PETALING JAYA: The government should revive its aborted free breakfast programme for primary schoolchildren to help alleviate malnutrition and stem the rising number of stunted growth cases, an expert said.
Universiti Kebangsaan Malaysia’s professor of nutrition, Poh Bee Koon said the initiative was important as many students do not have breakfast before classes begin. She said it would help reduce cases of stunted growth.
In 2019, the Pakatan Harapan administration began a pilot programme to provide free breakfast to primary schoolchildren, but discontinued it due to budget constraints.
“Presently, most schoolchildren are eating at about 10am during break time. (A breakfast) meal will improve attention span and help children perform better cognitively.
“Our children must eat well and be physically fit.
“Children who have breakfast do better in exams, learn better and are healthier, in general,” the UKM health and advanced medicine research cluster chairperson told FMT.
She said that while stunting may start at a younger age, good nutrition would reduce its longer-term effects and allow catch-up growth.
Proper nutrition during primary school-going ages could help make up for lost time and promote healthy development in their adolescence, she said.
The government recently disclosed that at least 30% of young children suffer from stunted growth, particularly those from poorer families.
This is largely caused by the inability of parents in the lower income bracket to provide nutritious and healthy meals, deputy health minister Lukanisman Awang Sauni told the Dewan Rakyat last week.
A national health and morbidity survey conducted last year revealed that stunting among children increased from 17.1% in 2015 to 21.2% in 2022.
The idea of free breakfast for primary school children was first mooted by former education minister Maszlee Malik in 2019. At the time, it was estimated that the cost of feeding 2.7 million schoolchildren nationwide would be between RM2 billion and RM3 billion annually.
Several countries run free breakfast programmes for schoolchildren, including Japan, India, Brazil and Finland.
Poh, who two years ago led a regional study of 14,000 children aged between six months to 12 years, said Malaysia faces the “triple burden” of malnutrition, including undernutrition, vitamin and mineral deficiencies, and obesity.
The study, called Southeast Asian Nutrition Surveys II, also revealed that stunting and anaemia persist, especially among younger children. Older children, on the other hand, show a higher tendency towards being overweight or obese.
A significant number of children do not meet the recommended daily intake of calcium and vitamin D.
The study found that, in Malaysia, 30% of children aged between seven and 12 were overweight, and one out of three children skipped their daily breakfast.
The study also found a decline in dairy consumption, a primary source of calcium and protein.

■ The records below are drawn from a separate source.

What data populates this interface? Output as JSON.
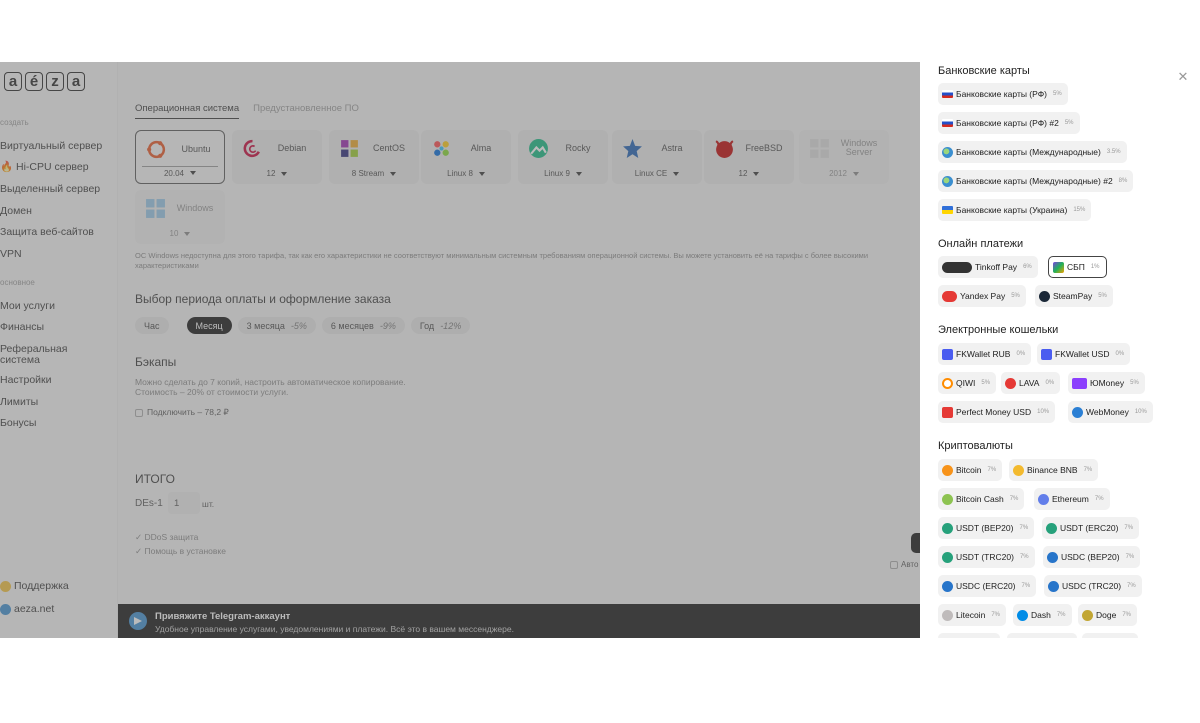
{
  "sidebar": {
    "logo_letters": [
      "a",
      "é",
      "z",
      "a"
    ],
    "section_create": "создать",
    "create_items": [
      "Виртуальный сервер",
      "🔥 Hi-CPU сервер",
      "Выделенный сервер",
      "Домен",
      "Защита веб-сайтов",
      "VPN"
    ],
    "section_main": "основное",
    "main_items": [
      "Мои услуги",
      "Финансы",
      "Реферальная система",
      "Настройки",
      "Лимиты",
      "Бонусы"
    ],
    "support": "Поддержка",
    "site": "aeza.net"
  },
  "main": {
    "tabs": [
      "Операционная система",
      "Предустановленное ПО"
    ],
    "os": [
      {
        "name": "Ubuntu",
        "version": "20.04",
        "color": "#e95420",
        "icon": "ubuntu-logo"
      },
      {
        "name": "Debian",
        "version": "12",
        "color": "#c70036",
        "icon": "debian-logo"
      },
      {
        "name": "CentOS",
        "version": "8 Stream",
        "color": "#9c27b0",
        "icon": "centos-logo"
      },
      {
        "name": "Alma",
        "version": "Linux 8",
        "color": "#ff9800",
        "icon": "alma-logo"
      },
      {
        "name": "Rocky",
        "version": "Linux 9",
        "color": "#10b981",
        "icon": "rocky-logo"
      },
      {
        "name": "Astra",
        "version": "Linux CE",
        "color": "#1e5fb4",
        "icon": "astra-logo"
      },
      {
        "name": "FreeBSD",
        "version": "12",
        "color": "#c00000",
        "icon": "freebsd-logo"
      },
      {
        "name": "Windows Server",
        "version": "2012",
        "color": "#cccccc",
        "icon": "windows-logo"
      },
      {
        "name": "Windows",
        "version": "10",
        "color": "#4aa3df",
        "icon": "windows-logo"
      }
    ],
    "windows_note": "ОС Windows недоступна для этого тарифа, так как его характеристики не соответствуют минимальным системным требованиям операционной системы. Вы можете установить её на тарифы с более высокими характеристиками",
    "period_title": "Выбор периода оплаты и оформление заказа",
    "periods": [
      {
        "label": "Час",
        "discount": ""
      },
      {
        "label": "Месяц",
        "discount": ""
      },
      {
        "label": "3 месяца",
        "discount": "-5%"
      },
      {
        "label": "6 месяцев",
        "discount": "-9%"
      },
      {
        "label": "Год",
        "discount": "-12%"
      }
    ],
    "backups_title": "Бэкапы",
    "backups_text": "Можно сделать до 7 копий, настроить автоматическое копирование.",
    "backups_cost": "Стоимость – 20% от стоимости услуги.",
    "backups_connect": "Подключить – 78,2 ₽",
    "total_title": "ИТОГО",
    "total_plan": "DEs-1",
    "total_qty": "1",
    "total_unit": "шт.",
    "features": [
      "DDoS защита",
      "Помощь в установке"
    ],
    "auto_text": "Авто",
    "telegram_title": "Привяжите Telegram-аккаунт",
    "telegram_text": "Удобное управление услугами, уведомлениями и платежи. Всё это в вашем мессенджере."
  },
  "panel": {
    "categories": {
      "bank": "Банковские карты",
      "online": "Онлайн платежи",
      "wallets": "Электронные кошельки",
      "crypto": "Криптовалюты"
    },
    "bank": [
      {
        "label": "Банковские карты (РФ)",
        "fee": "5%",
        "icon": "russia-flag-icon"
      },
      {
        "label": "Банковские карты (РФ) #2",
        "fee": "5%",
        "icon": "russia-flag-icon"
      },
      {
        "label": "Банковские карты (Международные)",
        "fee": "3.5%",
        "icon": "globe-icon"
      },
      {
        "label": "Банковские карты (Международные) #2",
        "fee": "8%",
        "icon": "globe-icon"
      },
      {
        "label": "Банковские карты (Украина)",
        "fee": "15%",
        "icon": "ukraine-flag-icon"
      }
    ],
    "online": [
      {
        "label": "Tinkoff Pay",
        "fee": "6%",
        "icon": "tinkoff-pay-icon",
        "color": "#333333"
      },
      {
        "label": "СБП",
        "fee": "1%",
        "icon": "sbp-icon",
        "color": "#7b3fe4",
        "selected": true
      },
      {
        "label": "Yandex Pay",
        "fee": "5%",
        "icon": "yandex-pay-icon",
        "color": "#e53935"
      },
      {
        "label": "SteamPay",
        "fee": "5%",
        "icon": "steam-icon",
        "color": "#1b2838"
      }
    ],
    "wallets": [
      {
        "label": "FKWallet RUB",
        "fee": "0%",
        "icon": "fkwallet-icon",
        "color": "#4a5cf0"
      },
      {
        "label": "FKWallet USD",
        "fee": "0%",
        "icon": "fkwallet-icon",
        "color": "#4a5cf0"
      },
      {
        "label": "QIWI",
        "fee": "5%",
        "icon": "qiwi-icon",
        "color": "#ff8c00"
      },
      {
        "label": "LAVA",
        "fee": "0%",
        "icon": "lava-icon",
        "color": "#e53935"
      },
      {
        "label": "ЮMoney",
        "fee": "5%",
        "icon": "yoomoney-icon",
        "color": "#8b3ffd"
      },
      {
        "label": "Perfect Money USD",
        "fee": "10%",
        "icon": "perfect-money-icon",
        "color": "#e53935"
      },
      {
        "label": "WebMoney",
        "fee": "10%",
        "icon": "webmoney-icon",
        "color": "#2b7fd4"
      }
    ],
    "crypto": [
      {
        "label": "Bitcoin",
        "fee": "7%",
        "icon": "bitcoin-icon",
        "color": "#f7931a"
      },
      {
        "label": "Binance BNB",
        "fee": "7%",
        "icon": "bnb-icon",
        "color": "#f3ba2f"
      },
      {
        "label": "Bitcoin Cash",
        "fee": "7%",
        "icon": "bitcoin-cash-icon",
        "color": "#8dc351"
      },
      {
        "label": "Ethereum",
        "fee": "7%",
        "icon": "ethereum-icon",
        "color": "#627eea"
      },
      {
        "label": "USDT (BEP20)",
        "fee": "7%",
        "icon": "tether-icon",
        "color": "#26a17b"
      },
      {
        "label": "USDT (ERC20)",
        "fee": "7%",
        "icon": "tether-icon",
        "color": "#26a17b"
      },
      {
        "label": "USDT (TRC20)",
        "fee": "7%",
        "icon": "tether-icon",
        "color": "#26a17b"
      },
      {
        "label": "USDC (BEP20)",
        "fee": "7%",
        "icon": "usdc-icon",
        "color": "#2775ca"
      },
      {
        "label": "USDC (ERC20)",
        "fee": "7%",
        "icon": "usdc-icon",
        "color": "#2775ca"
      },
      {
        "label": "USDC (TRC20)",
        "fee": "7%",
        "icon": "usdc-icon",
        "color": "#2775ca"
      },
      {
        "label": "Litecoin",
        "fee": "7%",
        "icon": "litecoin-icon",
        "color": "#bfbbbb"
      },
      {
        "label": "Dash",
        "fee": "7%",
        "icon": "dash-icon",
        "color": "#008ce7"
      },
      {
        "label": "Doge",
        "fee": "7%",
        "icon": "doge-icon",
        "color": "#c2a633"
      }
    ]
  }
}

“Children who eat animal source foods, including milk, as part of a balanced diet, will get better nutrition.
“It is likely that stunting cases are happening among the poor, as food prices are high and parents are unable to feed their children well,” said Poh.